So anyway, by the time I was 19 I'd been married for a year, was a new mother and waiting tables to make ends meet. I kept telling myself it was only temporary. But year after year, kids I'd gone to school with would come into the diner after a night out in the clubs and give me the update on how great college was...all the crazy parties...then before long, all the great jobs they landed with their degrees.
"So what's new with you," they'd ask. "Written that great American novel yet?"
I'd always cringe, knowing they had no interest in the fact that my son was growing up, the car had only broken down once and we'd managed to make rent. I hated to tell them that unless you counted the lines scribbled on napkins or scraps of register tape, I hadn't written much of anything, much less the great American novel. I guess that's what always bothered me about people having such high expectations of me, it seemed I was forever letting someone down.

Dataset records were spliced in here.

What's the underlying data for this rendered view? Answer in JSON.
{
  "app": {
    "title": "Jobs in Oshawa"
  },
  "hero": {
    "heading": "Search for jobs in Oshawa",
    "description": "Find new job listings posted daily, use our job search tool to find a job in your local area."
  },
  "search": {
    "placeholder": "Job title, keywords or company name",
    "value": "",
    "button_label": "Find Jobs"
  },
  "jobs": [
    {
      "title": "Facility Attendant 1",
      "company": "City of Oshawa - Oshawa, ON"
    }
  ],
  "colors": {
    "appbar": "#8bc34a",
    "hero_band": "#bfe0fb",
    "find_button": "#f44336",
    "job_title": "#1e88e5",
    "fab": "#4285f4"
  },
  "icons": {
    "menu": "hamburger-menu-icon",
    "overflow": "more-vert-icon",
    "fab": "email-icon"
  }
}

After I turned down countless invitations to go out partying because I had to work, or had to get home to the baby, or simply didn't have the money, folks finally just quit asking. (As if it wasn't bad enough that I'd turned down the same invitations during high school cause I had to work or was going to a debate tournament!)
Before I knew it, I was 23, still waiting tables in the same greasy little diner, had a four-year-old son and was a widow. Life was not going at all as I had planned.
I worked in a doctor's office for a couple years after that before I was able to talk a newspaper into giving me a job writing. I went to my 10-year class reunion, ready to answer that dreaded question, "so, what's new with you?"
"Well, my son is halfway grown and I'm the editor of a small town paper and yes, we own our own home."
Others in the room were still unmarried, worried they'd never get married or have kids or be able to even afford a family and home on top of their student loans and credit card debt. They were living in tiny apartments and a lot of them had moved back in with their parents.
"Want to go out for drinks after this," several of them asked.
I just grinned and shook my head. No, I needed to go pick up my son so we could go home.
How young is too young? Hell if I know. When I was 19, 20 years old, I desperately wished I had no responsibilities, nothing keeping my feet firmly rooted to the ground. Ten years later, I'm thinking I only have seven more years before my son is 18. While so many of the folks I went to school with will still be changing diapers or checking homework, I'll be going out for drinks and I may just be old enough to appreciate it!